It sounds like you are being sued on the debt. You have a few options: 1) defender yourself in the lawsuit if you have some grounds to challenge the validity of the debt, 2) negotiate with the collection agency to either make monthly payments or a lump sum payment, 3) do nothing and receive a default judgment. Having a judgment allows your creditor to use a variety of means to collect from you. It's always good to discuss these questions with a local attorney who is familiar with TX state law. In the mean time, here's a website with some helpful information: http://www.westonlegal.com/judgmentsintexas.htm
My answer is for only informational purposes and is not legal advice. I am licensed to practice law in Oregon and I recommend contacting a local attorney for the best help with your legal questions.
A creditor has to obtain a court judgment against you before they can collect, BTW, you are the debtor and the collector is known as the creditor. If you are being sued, you need to carefully comply with court procedures to oppose the debt to avoid paying the judgment. If the debt hasn't been paid in several years, you may have a defense known as statute of limitations.
This is a state law that provides that debts that haven't been paid for a certain number of years are eligible for a defense that too much time has elapsed. You can find out how long this time period is with a quick search on the internet using the phrase "statute of limitations" and the name of your state.
Hope this perspective helps!
Yes, they can. You need to respond to the Court about that citation, otherwise you lose. Then they go after your money.
This is general legal information, not intended to apply to your specific case. And I may not be licensed to practice in your particular state. Under Federal Law, I am a debt relief agent.
These comments are made for educational purposes only and do not constitute legal advice. No attorney-client relationship exists between us.
A creditor must sue you, personally serve the suit papers to you, wait for you to answer, and win at trial before it can get an award giving it the right to record a judgment.

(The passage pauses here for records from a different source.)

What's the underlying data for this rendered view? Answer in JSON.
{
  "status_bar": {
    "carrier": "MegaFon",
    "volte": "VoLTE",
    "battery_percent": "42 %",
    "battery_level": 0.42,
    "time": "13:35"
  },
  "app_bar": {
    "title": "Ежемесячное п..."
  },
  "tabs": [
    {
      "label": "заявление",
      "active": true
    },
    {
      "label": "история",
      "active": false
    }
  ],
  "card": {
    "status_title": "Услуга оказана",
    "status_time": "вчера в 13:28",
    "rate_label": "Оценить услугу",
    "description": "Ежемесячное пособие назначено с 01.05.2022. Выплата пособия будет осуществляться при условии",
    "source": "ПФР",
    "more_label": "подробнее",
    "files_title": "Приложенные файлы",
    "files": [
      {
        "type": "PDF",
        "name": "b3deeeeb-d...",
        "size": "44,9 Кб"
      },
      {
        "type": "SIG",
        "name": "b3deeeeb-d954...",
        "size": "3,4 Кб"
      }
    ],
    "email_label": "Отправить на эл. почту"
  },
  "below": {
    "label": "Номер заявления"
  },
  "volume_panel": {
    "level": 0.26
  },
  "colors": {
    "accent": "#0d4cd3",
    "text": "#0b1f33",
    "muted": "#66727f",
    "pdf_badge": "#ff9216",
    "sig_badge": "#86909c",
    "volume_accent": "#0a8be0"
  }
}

Keep in mind that Texas is an extremely debtor friendly state. Nobody gets your house except the lender and the IRS. Nobody gets your car except the lender and the IRS. Nobody gets your wages except the IRS and child support. Nobody gets your pension/retirement/401k/IRA except the IRS. Most people don't have any thing more than that, so there is nothing to get to satisfy a judgment. HOWEVER, a judgment is good for 10 years and can be renewed. Also, the judgment is accruing interest and is being reported to the credit bureaus. The creditor is hoping that one day you will have some money saved for a large credit-based purchase (car or house). When you apply for that loan, the judgment creditor will learn you have cash and will then try again to get you to pay.
This comment is given for educational purposes only. No attorney-client relationship exists between us.
Ms Trevino's answer is right on. What I would add is that since you are being sued by a collection agency you have an excellent chance of winning the lawsuit if you hire an experienced attorney. Specifically, an attorney who has successfully defended these suits. Check WWW.NACA.net for local attorneys with consumer credit expertise.
I am licensed only in Texas. Offering information of a general nature in response to a question is not intended to be legal advice in your state.